Integrating air cargo into multimodal transportation networks: vision and practical relevance of quattro-modal freight hubs
M. Prandtstetter, K. Markvica, J. Zajicek, S. Pfoser, O. Schauer, L. Putz, G. Hauger, M. Wanjek, C. Berkowitsch, R. Schodl, S. Eitler - Integrating air cargo into multimodal transportation networks: vision and practical relevance of quattro-modal freight hubs - European Transport Conference, Barcelona, Spanien, 2016, pp. 14-28
One crux of intermodal freight transportation is the ability to tranship goods from one mode of transport (MOT) towards another one. Typically, this is realised in bi- or trimodal hubs, i.e. hubs connecting two or three different MOT with each other. Talking of intermodal freight transportation these connected MOT are road, rail and/or (inland) navigation. Including air cargo into the range leads to an advancement of hubs towards quattromodal hubs, i.e. hubs combining all four so far mentioned MOT, which – to our best knowledge – literature addresses only poorly so far.

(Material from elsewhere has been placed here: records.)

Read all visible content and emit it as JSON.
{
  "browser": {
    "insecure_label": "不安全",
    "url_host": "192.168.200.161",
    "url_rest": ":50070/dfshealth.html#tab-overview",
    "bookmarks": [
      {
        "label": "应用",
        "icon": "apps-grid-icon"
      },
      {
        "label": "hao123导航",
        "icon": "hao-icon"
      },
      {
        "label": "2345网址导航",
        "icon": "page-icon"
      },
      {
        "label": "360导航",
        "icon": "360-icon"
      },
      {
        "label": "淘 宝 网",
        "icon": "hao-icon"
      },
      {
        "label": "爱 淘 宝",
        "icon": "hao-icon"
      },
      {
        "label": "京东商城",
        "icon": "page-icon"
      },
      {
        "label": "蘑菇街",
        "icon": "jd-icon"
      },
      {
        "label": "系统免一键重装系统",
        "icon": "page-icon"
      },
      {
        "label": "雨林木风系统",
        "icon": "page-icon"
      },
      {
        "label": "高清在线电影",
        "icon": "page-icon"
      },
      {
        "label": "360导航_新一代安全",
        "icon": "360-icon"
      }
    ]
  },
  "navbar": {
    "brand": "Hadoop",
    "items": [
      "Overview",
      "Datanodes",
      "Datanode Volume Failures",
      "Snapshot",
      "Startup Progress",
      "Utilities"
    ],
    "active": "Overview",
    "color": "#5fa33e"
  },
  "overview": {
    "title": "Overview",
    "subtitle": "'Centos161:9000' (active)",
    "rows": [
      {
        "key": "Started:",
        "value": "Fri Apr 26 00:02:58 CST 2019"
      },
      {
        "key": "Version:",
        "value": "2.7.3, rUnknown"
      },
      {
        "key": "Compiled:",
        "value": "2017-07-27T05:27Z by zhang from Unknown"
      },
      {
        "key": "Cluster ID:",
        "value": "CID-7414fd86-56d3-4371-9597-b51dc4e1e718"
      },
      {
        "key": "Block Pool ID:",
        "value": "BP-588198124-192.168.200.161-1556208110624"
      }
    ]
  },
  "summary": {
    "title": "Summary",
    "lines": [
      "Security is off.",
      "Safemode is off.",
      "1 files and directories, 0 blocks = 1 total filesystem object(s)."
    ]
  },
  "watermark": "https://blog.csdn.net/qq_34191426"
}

In this paper, we start with a definition of quattromodality with a special focus on the integration of air cargo. It turned out, also based on site visits at best practices identified in Europe where integration of air cargo is already done or at least started, that in contrast to classical trimodal hubs quattromodal hubs are rather defined on a regional (and not local) level, i.e. that proximity is realised through mile-in-the-middle concepts. We finally focus on the Vienna region (in Austria) where a trimodal hub (road, rail, inland navigation) and a bimodal hub (road, air) are relatively close located to each other. We present four different mile-in-the-middle concepts for this region.